**SOURCE MATERIAL**
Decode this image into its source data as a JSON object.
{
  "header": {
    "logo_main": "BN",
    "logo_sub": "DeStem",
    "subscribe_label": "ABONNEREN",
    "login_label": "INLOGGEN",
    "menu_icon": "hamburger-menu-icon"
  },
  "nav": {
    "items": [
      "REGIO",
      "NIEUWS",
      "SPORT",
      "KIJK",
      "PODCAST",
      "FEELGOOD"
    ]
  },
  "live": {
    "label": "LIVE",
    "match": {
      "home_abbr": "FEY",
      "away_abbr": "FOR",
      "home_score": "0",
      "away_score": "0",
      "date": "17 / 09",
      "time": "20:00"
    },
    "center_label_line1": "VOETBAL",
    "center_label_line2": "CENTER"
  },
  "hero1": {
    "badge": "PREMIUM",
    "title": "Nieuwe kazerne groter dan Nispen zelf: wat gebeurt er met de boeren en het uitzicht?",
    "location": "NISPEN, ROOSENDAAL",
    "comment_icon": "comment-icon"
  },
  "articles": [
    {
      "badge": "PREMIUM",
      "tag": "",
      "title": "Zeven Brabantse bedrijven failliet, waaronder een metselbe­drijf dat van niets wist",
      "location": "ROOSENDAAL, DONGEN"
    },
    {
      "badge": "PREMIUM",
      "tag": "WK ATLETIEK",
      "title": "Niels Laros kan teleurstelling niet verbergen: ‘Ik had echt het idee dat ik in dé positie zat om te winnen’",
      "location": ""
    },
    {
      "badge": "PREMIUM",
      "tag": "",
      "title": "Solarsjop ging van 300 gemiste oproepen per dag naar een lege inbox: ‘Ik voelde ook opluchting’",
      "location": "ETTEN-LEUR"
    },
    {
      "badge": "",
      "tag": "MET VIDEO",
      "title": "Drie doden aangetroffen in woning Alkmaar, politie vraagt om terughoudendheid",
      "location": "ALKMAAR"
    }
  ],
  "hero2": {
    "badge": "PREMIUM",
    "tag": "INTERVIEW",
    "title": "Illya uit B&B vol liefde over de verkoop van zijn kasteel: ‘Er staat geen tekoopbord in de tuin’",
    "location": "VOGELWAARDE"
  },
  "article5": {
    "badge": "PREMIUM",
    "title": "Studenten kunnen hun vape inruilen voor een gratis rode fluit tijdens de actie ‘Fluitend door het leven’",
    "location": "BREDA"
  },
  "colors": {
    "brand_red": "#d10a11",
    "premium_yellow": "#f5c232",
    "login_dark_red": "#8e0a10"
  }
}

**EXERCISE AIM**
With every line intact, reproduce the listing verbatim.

**RESPONSE TO THIS EXERCISE**
Decode this image into its source data as a JSON object.
{
  "header": {
    "logo_main": "BN",
    "logo_sub": "DeStem",
    "subscribe_label": "ABONNEREN",
    "login_label": "INLOGGEN",
    "menu_icon": "hamburger-menu-icon"
  },
  "nav": {
    "items": [
      "REGIO",
      "NIEUWS",
      "SPORT",
      "KIJK",
      "PODCAST",
      "FEELGOOD"
    ]
  },
  "live": {
    "label": "LIVE",
    "match": {
      "home_abbr": "FEY",
      "away_abbr": "FOR",
      "home_score": "0",
      "away_score": "0",
      "date": "17 / 09",
      "time": "20:00"
    },
    "center_label_line1": "VOETBAL",
    "center_label_line2": "CENTER"
  },
  "hero1": {
    "badge": "PREMIUM",
    "title": "Nieuwe kazerne groter dan Nispen zelf: wat gebeurt er met de boeren en het uitzicht?",
    "location": "NISPEN, ROOSENDAAL",
    "comment_icon": "comment-icon"
  },
  "articles": [
    {
      "badge": "PREMIUM",
      "tag": "",
      "title": "Zeven Brabantse bedrijven failliet, waaronder een metselbe­drijf dat van niets wist",
      "location": "ROOSENDAAL, DONGEN"
    },
    {
      "badge": "PREMIUM",
      "tag": "WK ATLETIEK",
      "title": "Niels Laros kan teleurstelling niet verbergen: ‘Ik had echt het idee dat ik in dé positie zat om te winnen’",
      "location": ""
    },
    {
      "badge": "PREMIUM",
      "tag": "",
      "title": "Solarsjop ging van 300 gemiste oproepen per dag naar een lege inbox: ‘Ik voelde ook opluchting’",
      "location": "ETTEN-LEUR"
    },
    {
      "badge": "",
      "tag": "MET VIDEO",
      "title": "Drie doden aangetroffen in woning Alkmaar, politie vraagt om terughoudendheid",
      "location": "ALKMAAR"
    }
  ],
  "hero2": {
    "badge": "PREMIUM",
    "tag": "INTERVIEW",
    "title": "Illya uit B&B vol liefde over de verkoop van zijn kasteel: ‘Er staat geen tekoopbord in de tuin’",
    "location": "VOGELWAARDE"
  },
  "article5": {
    "badge": "PREMIUM",
    "title": "Studenten kunnen hun vape inruilen voor een gratis rode fluit tijdens de actie ‘Fluitend door het leven’",
    "location": "BREDA"
  },
  "colors": {
    "brand_red": "#d10a11",
    "premium_yellow": "#f5c232",
    "login_dark_red": "#8e0a10"
  }
}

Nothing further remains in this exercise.